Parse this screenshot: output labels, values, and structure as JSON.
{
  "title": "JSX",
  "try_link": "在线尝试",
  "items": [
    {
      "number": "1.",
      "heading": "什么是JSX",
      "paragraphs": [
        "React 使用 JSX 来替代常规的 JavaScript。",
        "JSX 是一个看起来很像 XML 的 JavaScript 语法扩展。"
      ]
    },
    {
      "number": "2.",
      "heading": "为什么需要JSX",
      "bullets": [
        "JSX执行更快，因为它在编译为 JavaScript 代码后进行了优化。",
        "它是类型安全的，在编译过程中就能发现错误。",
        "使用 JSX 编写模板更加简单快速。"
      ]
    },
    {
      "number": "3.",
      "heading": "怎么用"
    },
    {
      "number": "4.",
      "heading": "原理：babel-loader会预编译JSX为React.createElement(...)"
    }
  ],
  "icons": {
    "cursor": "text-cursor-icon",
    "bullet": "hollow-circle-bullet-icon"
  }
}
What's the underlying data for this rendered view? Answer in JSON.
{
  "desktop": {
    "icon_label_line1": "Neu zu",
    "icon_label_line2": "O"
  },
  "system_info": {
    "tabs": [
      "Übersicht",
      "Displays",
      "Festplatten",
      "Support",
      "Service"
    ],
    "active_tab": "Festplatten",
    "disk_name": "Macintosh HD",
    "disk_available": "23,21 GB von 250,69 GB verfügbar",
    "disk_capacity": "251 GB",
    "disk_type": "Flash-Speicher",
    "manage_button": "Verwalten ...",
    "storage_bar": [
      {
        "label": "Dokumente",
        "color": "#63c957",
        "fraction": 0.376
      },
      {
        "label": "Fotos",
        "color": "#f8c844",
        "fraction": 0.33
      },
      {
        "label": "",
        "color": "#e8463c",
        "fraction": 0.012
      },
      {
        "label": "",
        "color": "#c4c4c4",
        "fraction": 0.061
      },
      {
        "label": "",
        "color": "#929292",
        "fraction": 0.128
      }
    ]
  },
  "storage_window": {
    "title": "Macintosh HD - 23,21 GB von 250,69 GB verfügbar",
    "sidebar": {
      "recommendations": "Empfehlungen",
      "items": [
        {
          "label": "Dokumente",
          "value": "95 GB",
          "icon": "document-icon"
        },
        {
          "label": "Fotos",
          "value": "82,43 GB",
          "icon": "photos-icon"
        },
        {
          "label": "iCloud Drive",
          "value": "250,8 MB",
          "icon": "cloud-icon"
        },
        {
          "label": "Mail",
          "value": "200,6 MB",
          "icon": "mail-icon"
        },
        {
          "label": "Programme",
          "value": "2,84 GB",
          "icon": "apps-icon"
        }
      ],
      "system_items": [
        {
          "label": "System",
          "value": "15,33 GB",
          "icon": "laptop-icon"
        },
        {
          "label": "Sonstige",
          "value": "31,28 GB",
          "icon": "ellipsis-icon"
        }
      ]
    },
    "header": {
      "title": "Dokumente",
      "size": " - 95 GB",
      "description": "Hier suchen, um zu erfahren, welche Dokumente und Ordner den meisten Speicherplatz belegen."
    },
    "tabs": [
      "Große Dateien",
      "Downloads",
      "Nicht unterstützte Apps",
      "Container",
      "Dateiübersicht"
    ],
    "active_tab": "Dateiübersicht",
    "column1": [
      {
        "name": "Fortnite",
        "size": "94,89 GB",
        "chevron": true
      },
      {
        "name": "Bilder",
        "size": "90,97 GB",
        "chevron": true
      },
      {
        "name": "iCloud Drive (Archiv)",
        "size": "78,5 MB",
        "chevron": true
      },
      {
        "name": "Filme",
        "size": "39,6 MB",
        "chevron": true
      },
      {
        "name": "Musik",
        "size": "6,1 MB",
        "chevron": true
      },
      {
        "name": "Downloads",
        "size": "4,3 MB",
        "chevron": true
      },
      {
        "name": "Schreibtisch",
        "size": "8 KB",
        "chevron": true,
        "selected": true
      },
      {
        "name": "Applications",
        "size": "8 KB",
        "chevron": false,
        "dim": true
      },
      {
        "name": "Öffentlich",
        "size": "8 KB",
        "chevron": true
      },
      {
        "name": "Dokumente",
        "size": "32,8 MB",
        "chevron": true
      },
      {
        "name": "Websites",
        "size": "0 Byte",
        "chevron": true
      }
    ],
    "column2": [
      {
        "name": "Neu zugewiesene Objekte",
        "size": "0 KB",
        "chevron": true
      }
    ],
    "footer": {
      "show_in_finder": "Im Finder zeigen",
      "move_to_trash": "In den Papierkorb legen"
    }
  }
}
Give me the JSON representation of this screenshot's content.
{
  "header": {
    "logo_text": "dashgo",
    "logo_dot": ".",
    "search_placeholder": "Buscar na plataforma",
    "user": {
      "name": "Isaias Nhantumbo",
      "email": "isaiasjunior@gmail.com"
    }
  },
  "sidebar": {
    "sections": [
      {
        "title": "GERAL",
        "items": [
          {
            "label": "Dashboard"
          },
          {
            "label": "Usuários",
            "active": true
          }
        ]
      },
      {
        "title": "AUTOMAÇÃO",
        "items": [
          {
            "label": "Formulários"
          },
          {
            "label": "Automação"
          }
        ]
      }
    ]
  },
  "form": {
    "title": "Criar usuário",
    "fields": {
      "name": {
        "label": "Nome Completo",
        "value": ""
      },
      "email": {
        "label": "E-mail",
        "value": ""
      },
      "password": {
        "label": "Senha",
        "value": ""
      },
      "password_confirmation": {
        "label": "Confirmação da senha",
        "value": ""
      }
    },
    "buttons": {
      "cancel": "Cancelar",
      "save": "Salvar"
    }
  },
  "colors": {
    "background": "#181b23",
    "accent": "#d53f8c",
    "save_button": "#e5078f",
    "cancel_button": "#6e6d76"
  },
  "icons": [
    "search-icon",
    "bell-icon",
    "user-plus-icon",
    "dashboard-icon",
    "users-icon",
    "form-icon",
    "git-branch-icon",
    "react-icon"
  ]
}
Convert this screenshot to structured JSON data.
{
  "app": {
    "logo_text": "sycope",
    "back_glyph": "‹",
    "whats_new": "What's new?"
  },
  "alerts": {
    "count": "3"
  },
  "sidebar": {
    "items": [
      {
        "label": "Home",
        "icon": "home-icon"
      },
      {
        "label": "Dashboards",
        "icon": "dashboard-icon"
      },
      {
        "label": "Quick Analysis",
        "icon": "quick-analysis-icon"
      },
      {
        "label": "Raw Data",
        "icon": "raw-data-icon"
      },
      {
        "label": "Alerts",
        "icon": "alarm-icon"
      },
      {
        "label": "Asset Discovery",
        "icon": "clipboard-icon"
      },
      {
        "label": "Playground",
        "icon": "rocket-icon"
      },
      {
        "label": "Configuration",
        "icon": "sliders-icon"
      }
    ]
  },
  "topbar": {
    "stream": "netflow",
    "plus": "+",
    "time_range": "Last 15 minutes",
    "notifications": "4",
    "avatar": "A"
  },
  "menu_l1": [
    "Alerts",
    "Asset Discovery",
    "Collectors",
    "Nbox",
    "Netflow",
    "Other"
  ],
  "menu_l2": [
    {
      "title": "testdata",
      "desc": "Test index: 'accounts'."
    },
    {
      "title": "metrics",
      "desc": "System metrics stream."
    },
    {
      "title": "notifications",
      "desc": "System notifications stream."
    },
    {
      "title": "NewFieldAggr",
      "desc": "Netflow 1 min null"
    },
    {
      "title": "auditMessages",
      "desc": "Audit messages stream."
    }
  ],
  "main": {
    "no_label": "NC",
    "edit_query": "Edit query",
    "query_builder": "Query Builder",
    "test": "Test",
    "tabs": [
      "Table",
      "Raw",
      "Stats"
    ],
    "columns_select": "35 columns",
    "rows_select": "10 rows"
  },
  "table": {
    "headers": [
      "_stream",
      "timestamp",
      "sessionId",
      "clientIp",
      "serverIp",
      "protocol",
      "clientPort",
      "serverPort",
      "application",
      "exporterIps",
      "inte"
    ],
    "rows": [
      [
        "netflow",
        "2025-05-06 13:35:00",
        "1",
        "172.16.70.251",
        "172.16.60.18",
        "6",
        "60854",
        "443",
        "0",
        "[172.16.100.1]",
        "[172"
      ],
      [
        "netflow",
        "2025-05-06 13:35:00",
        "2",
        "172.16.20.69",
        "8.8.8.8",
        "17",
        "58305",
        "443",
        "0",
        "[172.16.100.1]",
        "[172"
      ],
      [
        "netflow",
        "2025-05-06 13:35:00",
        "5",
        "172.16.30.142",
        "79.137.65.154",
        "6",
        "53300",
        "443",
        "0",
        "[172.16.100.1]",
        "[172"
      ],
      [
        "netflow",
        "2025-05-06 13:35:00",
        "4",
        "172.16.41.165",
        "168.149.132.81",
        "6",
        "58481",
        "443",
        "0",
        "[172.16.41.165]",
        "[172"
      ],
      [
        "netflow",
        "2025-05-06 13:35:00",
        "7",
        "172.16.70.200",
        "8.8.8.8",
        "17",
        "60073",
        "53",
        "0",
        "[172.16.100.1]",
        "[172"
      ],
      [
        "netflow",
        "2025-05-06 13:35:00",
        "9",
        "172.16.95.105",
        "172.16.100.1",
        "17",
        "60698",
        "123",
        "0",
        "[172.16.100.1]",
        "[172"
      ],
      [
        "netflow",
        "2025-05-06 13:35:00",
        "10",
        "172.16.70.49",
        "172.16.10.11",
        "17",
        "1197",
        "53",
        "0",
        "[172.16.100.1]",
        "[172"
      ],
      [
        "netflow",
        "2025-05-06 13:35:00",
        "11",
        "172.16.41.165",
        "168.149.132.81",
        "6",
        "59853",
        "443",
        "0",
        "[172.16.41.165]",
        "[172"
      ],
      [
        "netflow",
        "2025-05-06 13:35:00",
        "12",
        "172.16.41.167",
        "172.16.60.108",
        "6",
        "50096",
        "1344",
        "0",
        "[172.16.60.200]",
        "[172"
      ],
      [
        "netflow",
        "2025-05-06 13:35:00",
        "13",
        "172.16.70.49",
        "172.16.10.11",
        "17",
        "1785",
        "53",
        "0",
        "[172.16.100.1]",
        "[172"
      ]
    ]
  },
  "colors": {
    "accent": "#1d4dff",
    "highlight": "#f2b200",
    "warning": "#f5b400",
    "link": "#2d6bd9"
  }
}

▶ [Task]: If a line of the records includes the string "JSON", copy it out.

▶ [Answer]:
Parse this screenshot: output labels, values, and structure as JSON.
What's the underlying data for this rendered view? Answer in JSON.
Give me the JSON representation of this screenshot's content.
Convert this screenshot to structured JSON data.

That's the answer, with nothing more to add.